If mankind fails to curtail global warming, we will have to deal with fallout ranging from massive refugee crises and submerged cities to scorching heatwaves and drought, scientists say.

Recommended for you

'Material universe' yields surprising new particle

November 25, 2015

An international team of researchers has predicted the existence of a new type of particle called the type-II Weyl fermion in metallic materials. When subjected to a magnetic field, the materials containing the particle act ...

New gene map reveals cancer's Achilles heel

November 25, 2015

Scientists have mapped out the genes that keep our cells alive, creating a long-awaited foothold for understanding how our genome works and which genes are crucial in disease like cancer.

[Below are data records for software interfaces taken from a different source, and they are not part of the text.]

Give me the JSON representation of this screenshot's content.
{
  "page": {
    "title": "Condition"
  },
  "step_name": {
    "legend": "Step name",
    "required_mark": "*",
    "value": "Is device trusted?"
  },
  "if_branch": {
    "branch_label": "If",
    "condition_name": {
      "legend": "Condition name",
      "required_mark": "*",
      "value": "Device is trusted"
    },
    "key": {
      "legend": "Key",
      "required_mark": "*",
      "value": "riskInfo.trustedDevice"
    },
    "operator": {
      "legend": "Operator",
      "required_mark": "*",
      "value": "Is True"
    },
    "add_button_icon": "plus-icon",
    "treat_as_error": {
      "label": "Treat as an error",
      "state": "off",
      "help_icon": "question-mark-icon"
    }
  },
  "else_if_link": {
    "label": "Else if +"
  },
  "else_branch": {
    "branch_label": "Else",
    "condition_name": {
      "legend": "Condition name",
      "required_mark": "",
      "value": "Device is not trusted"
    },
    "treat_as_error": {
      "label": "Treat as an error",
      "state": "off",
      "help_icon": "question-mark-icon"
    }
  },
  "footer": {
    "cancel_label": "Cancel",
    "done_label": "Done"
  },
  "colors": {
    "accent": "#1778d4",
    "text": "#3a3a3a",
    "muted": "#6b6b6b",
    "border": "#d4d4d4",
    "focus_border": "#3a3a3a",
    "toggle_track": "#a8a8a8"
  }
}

CERN collides heavy nuclei at new record high energy

November 25, 2015

The world's most powerful accelerator, the 27 km long Large Hadron Collider (LHC) operating at CERN in Geneva established collisions between lead nuclei, this morning, at the highest energies ever. The LHC has been colliding ...

A blue, neptune-size exoplanet around a red dwarf star

November 25, 2015

A team of astronomers have used the LCOGT network to detect light scattered by tiny particles (called Rayleigh scattering), through the atmosphere of a Neptune-size transiting exoplanet. This suggests a blue sky on this world ...


Please sign in to add a comment. Registration is free, and takes less than a minute. Read more

Click here to reset your password.
Sign in to get notified via email when new comments are made.